Component data from apps and pages |
=== Section Start ===
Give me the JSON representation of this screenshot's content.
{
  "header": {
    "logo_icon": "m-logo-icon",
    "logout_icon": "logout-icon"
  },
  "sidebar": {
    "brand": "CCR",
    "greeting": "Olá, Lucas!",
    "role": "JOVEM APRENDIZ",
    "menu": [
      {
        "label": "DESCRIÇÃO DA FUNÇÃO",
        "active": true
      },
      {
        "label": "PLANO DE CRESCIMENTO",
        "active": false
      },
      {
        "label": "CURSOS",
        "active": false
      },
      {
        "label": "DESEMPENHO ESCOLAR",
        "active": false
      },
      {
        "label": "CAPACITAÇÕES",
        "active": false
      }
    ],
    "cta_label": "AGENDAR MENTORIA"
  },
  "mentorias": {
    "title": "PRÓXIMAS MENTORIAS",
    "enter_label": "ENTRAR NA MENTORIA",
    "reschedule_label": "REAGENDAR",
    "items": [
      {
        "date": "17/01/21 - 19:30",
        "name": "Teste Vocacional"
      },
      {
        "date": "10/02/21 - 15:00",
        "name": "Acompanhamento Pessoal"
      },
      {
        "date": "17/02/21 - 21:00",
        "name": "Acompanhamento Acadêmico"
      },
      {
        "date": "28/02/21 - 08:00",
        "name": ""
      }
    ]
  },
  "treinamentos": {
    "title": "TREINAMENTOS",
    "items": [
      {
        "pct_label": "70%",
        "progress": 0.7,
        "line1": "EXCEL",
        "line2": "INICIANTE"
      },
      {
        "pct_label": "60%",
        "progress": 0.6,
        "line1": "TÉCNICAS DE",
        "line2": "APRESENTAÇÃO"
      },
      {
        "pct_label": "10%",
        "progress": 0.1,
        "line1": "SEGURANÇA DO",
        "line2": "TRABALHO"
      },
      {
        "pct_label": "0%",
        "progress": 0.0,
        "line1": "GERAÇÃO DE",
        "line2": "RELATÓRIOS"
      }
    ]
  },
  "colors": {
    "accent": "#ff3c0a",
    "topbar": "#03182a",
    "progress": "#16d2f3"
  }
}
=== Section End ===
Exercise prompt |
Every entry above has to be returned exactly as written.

Exercise result |
Give me the JSON representation of this screenshot's content.
{
  "header": {
    "logo_icon": "m-logo-icon",
    "logout_icon": "logout-icon"
  },
  "sidebar": {
    "brand": "CCR",
    "greeting": "Olá, Lucas!",
    "role": "JOVEM APRENDIZ",
    "menu": [
      {
        "label": "DESCRIÇÃO DA FUNÇÃO",
        "active": true
      },
      {
        "label": "PLANO DE CRESCIMENTO",
        "active": false
      },
      {
        "label": "CURSOS",
        "active": false
      },
      {
        "label": "DESEMPENHO ESCOLAR",
        "active": false
      },
      {
        "label": "CAPACITAÇÕES",
        "active": false
      }
    ],
    "cta_label": "AGENDAR MENTORIA"
  },
  "mentorias": {
    "title": "PRÓXIMAS MENTORIAS",
    "enter_label": "ENTRAR NA MENTORIA",
    "reschedule_label": "REAGENDAR",
    "items": [
      {
        "date": "17/01/21 - 19:30",
        "name": "Teste Vocacional"
      },
      {
        "date": "10/02/21 - 15:00",
        "name": "Acompanhamento Pessoal"
      },
      {
        "date": "17/02/21 - 21:00",
        "name": "Acompanhamento Acadêmico"
      },
      {
        "date": "28/02/21 - 08:00",
        "name": ""
      }
    ]
  },
  "treinamentos": {
    "title": "TREINAMENTOS",
    "items": [
      {
        "pct_label": "70%",
        "progress": 0.7,
        "line1": "EXCEL",
        "line2": "INICIANTE"
      },
      {
        "pct_label": "60%",
        "progress": 0.6,
        "line1": "TÉCNICAS DE",
        "line2": "APRESENTAÇÃO"
      },
      {
        "pct_label": "10%",
        "progress": 0.1,
        "line1": "SEGURANÇA DO",
        "line2": "TRABALHO"
      },
      {
        "pct_label": "0%",
        "progress": 0.0,
        "line1": "GERAÇÃO DE",
        "line2": "RELATÓRIOS"
      }
    ]
  },
  "colors": {
    "accent": "#ff3c0a",
    "topbar": "#03182a",
    "progress": "#16d2f3"
  }
}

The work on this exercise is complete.